The day of the performance, someone helped me put on a short pink dress with a very gathered skirt that was made out of crepe paper.

Yep, crepe paper. And we had a headband with pink crepe paper frills on it, too. I’m surprised they called us the Balloon Girls in the program. I’d have called us Paper Dolls. 😛

We wore lipstick (!) on our lips and our cheeks. I’m telling you, we were real dolls!

We took off our shoes so we could dance in our socks rather than clump around the stage in penny loafers. Just before we went on stage, Jane handed us each a balloon and said, “Now at the very end, when you swing your arms toward the audience, throw them your balloons.”

Bummer X 2.

Bummer 1: The one thing I thought would pay me for missing out on being in the play was that I would get to take my balloon home.

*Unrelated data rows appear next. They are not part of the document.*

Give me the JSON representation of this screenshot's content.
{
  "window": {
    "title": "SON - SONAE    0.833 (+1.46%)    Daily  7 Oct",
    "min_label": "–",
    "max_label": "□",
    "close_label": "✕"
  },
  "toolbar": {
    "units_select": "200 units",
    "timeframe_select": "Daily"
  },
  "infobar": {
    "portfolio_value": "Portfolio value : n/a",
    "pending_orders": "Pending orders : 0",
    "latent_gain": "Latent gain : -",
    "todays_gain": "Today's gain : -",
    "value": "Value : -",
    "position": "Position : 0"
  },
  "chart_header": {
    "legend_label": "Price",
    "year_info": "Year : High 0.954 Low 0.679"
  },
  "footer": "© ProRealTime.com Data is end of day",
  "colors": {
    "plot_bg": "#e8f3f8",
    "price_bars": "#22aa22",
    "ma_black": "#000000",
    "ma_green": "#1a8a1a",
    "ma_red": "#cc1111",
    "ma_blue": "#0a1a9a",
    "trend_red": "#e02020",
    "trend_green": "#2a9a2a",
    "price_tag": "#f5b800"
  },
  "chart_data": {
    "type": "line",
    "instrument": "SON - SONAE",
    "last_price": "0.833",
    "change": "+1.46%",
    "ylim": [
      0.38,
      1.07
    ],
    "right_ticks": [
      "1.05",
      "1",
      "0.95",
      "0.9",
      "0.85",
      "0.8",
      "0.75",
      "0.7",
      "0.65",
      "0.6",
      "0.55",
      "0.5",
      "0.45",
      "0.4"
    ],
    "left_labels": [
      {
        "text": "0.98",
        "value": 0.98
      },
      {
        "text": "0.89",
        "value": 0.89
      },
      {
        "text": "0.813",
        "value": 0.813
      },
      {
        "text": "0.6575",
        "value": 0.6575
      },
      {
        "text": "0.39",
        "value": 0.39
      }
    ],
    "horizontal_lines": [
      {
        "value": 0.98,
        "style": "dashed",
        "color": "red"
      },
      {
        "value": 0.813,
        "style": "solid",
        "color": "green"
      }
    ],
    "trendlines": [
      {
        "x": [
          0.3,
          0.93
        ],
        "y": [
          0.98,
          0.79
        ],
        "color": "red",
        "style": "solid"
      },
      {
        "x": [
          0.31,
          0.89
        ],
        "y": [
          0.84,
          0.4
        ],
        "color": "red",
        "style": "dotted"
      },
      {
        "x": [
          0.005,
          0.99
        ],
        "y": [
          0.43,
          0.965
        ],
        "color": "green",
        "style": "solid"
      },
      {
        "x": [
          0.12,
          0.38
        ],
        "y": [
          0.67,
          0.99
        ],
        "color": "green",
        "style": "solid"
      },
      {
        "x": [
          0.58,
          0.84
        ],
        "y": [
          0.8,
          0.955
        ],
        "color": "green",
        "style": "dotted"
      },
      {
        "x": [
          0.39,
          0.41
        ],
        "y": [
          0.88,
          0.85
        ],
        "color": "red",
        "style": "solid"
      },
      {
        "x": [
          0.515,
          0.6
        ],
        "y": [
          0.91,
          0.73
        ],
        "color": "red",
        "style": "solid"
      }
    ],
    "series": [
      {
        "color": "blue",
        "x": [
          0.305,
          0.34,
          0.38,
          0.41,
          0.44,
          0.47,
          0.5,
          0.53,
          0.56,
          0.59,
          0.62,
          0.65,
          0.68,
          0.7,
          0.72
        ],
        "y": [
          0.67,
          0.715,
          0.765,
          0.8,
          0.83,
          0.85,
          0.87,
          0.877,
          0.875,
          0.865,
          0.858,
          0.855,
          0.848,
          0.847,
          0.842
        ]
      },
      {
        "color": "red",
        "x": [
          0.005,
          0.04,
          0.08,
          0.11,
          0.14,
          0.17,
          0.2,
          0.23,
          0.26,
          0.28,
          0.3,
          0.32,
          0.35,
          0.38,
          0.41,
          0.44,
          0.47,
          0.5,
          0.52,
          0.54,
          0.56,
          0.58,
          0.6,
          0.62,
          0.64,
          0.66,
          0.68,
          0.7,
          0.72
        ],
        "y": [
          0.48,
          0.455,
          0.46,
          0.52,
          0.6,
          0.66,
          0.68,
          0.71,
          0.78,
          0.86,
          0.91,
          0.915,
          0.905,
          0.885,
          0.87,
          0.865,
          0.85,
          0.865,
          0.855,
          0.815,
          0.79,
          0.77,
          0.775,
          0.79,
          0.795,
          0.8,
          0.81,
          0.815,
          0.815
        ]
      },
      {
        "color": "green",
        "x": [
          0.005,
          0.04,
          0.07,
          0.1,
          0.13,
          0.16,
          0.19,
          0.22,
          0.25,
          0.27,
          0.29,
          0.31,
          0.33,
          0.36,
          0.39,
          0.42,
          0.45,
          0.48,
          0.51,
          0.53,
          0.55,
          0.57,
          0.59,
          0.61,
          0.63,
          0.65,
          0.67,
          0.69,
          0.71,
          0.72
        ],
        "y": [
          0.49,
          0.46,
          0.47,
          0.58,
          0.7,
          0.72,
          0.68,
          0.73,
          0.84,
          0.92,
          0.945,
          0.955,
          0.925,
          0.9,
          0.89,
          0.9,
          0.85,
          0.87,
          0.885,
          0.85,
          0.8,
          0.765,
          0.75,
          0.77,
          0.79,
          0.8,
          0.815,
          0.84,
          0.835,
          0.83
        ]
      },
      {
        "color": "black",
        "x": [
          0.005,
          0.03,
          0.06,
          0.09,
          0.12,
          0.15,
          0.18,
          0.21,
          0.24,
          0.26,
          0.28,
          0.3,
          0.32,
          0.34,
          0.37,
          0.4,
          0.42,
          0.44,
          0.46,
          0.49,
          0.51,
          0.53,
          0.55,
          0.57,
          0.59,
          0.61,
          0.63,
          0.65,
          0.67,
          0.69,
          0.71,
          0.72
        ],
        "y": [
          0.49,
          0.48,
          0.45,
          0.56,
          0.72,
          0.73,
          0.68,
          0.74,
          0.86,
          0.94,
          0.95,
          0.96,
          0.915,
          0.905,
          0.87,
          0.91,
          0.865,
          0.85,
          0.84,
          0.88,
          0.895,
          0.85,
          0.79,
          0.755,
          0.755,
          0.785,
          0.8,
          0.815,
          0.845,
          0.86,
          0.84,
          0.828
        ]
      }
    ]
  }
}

Bummer 2: The balloons were just balloons, not helium. And they weren’t magical. 😦

I don’t remember being nervous at all, but with the bright stage lights on and the gym lights off, I couldn’t see anything but the curtains the edged the side and back of the stage. Nothing to be nervous about.

I’m sure we did a perfect job. (Snort.) Afterward, one of my friends and I went with our moms to get our picture taken by another friend.

Somewhere there’s a picture of Marsha and me in our crepe paper costumes, if one of my sibs didn’t eat it at some point. (That happened a lot at our house.) Our cheeks are so red, we look as if we’d just finished running a marathon.

It’s been a long time since I’ve seen that picture, I don’t really remember it very well, but most likely my hair is a mess (it usually was if I had any time to play) and my headband, if I hadn’t lost it, is probably slipping over one eye.

Boy, was it fun. 🙂